“We mainly chat about travel since she has been all over the world, and we are both tea lovers. She even owned her very own tea shop! It’s been an honor getting to know such a successful woman.”
The need for volunteers is constantly growing, but helpful hands are eager to support a great cause. As Kathy explained, the Home-Delivered Groceries program saw an enthusiastic response for volunteers even during the pandemic.
“We were overwhelmed with people who wanted to help. Thousands of people came out.”
The Client Needs Program, a small but critical solution for some clients, is also heavily supported by volunteers. For example, the Social Work Department will identify items that a client needs like a microwave or small refrigerator. These can be tricky things to send in the mail, so the Volunteer Department finds volunteers that can deliver the item. In years past, volunteers would also sometimes install the item, which is something MOWSF hopes to bring back once things are safer.
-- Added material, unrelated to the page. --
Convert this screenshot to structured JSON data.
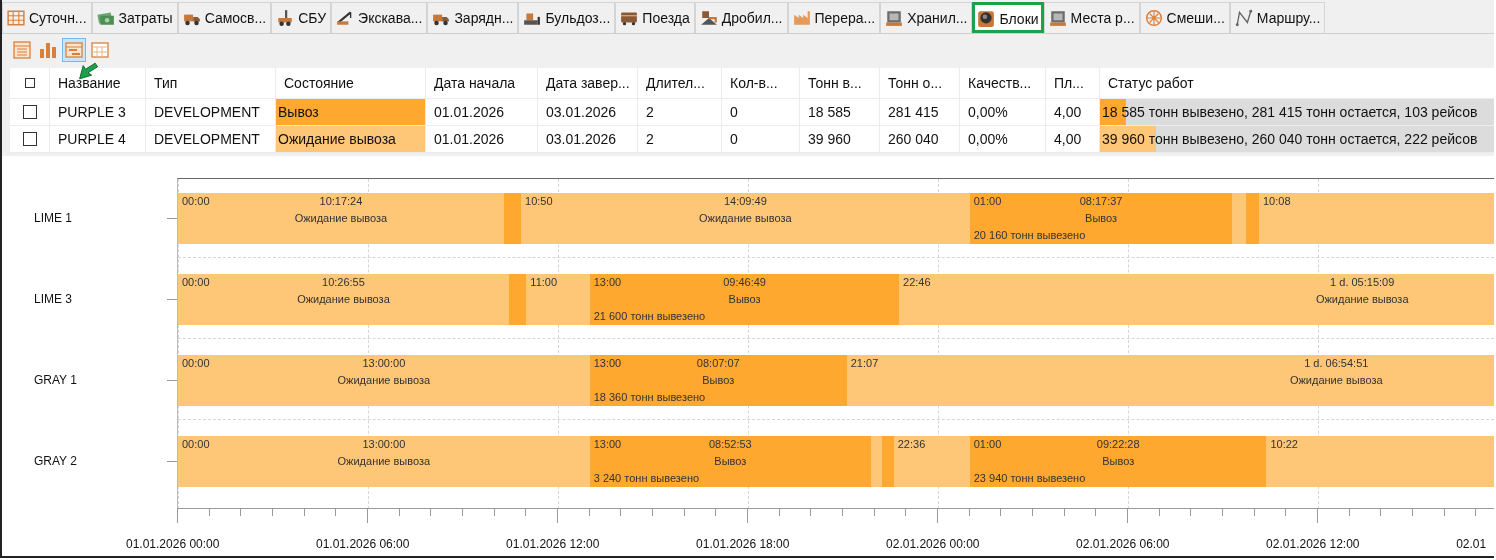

An opportunity for larger groups—like companies and organizations—to help out with prior to the pandemic was the distribution of Emergency Kits. These emergency supplies containing shelf-stable food and other safety items, come packaged in a brightly colored drawstring backpack. Volunteers delivered these throughout the year to nearly 3,000 older adults who receive Meals on Wheels. During the pandemic, drivers and staff have taken on this program to ensure all are safe.
Working with larger organizations gives the volunteer department the chance to open up conversations within the community about food insecurity and isolation issues many seniors in the community experience.
“It gives us an opportunity to talk about what we do at Meals on Wheels and the larger context in the space in which we operate,” said Kathy.
Last, but not least, a simple way for people to lend a hand from home is by crafting a handwritten note. Cards can help lift someone’s spirits when isolated and alone. Every year since 1970, our volunteers have made and distributed hand-made cards. In 2021, they made a record 20,000 cards!
You can’t talk about the volunteer program at Meals on Wheels San Francisco without talking about Thanksgiving, one of the organization’s most significant community events.
Pre-pandemic, almost 1,000 people would come on Thanksgiving morning to get meals out to the older adult community. The past two pandemic Thanksgivings have been a challenge and the beloved event had to be pulled back for safety concerns.
Instead, for safety, our staff drivers ensured the Thanksgiving meals were delivered during that week. Volunteers did play an important role during the holiday in 2020. Meals on Wheels set up a makeshift phone bank where volunteers called senior meal recipients on Thanksgiving morning to wish them well.
Volunteers on Thanksgiving come from many walks of life and not just from San Francisco. Robin Worrall, lives in the UK and works with a tech company in the Bay Area. He flies to the US periodically for work. One of these trips coincided with Thanksgiving, and he found himself stateside, not knowing that everyone closed shop on a Thursday to consume turkey, be grateful and hang out with friends and family!
Instead of allowing boredom to set-in while in his hotel room, he looked for a volunteer opportunity for the day. He emailed Kathy at Meals on Wheels San Francisco, who eagerly signed him up.
“I still remember to this day,” Robin said, “Kathy striding up to me out of a sea of volunteers—guys dressed as turkeys, cars, kids and cool bags—and pulling me physically and emotionally into the family of Meals on Wheels San Francisco with the warmest of hugs. How she picked me out of the crowd, I will never know—maybe I had a sign hovering over my head saying, ‘Lonesome Brit?'”
He has been a volunteer ever since, often flying in from the UK.
To learn more about ways you can volunteer, visit MOWSF.org/volunteer.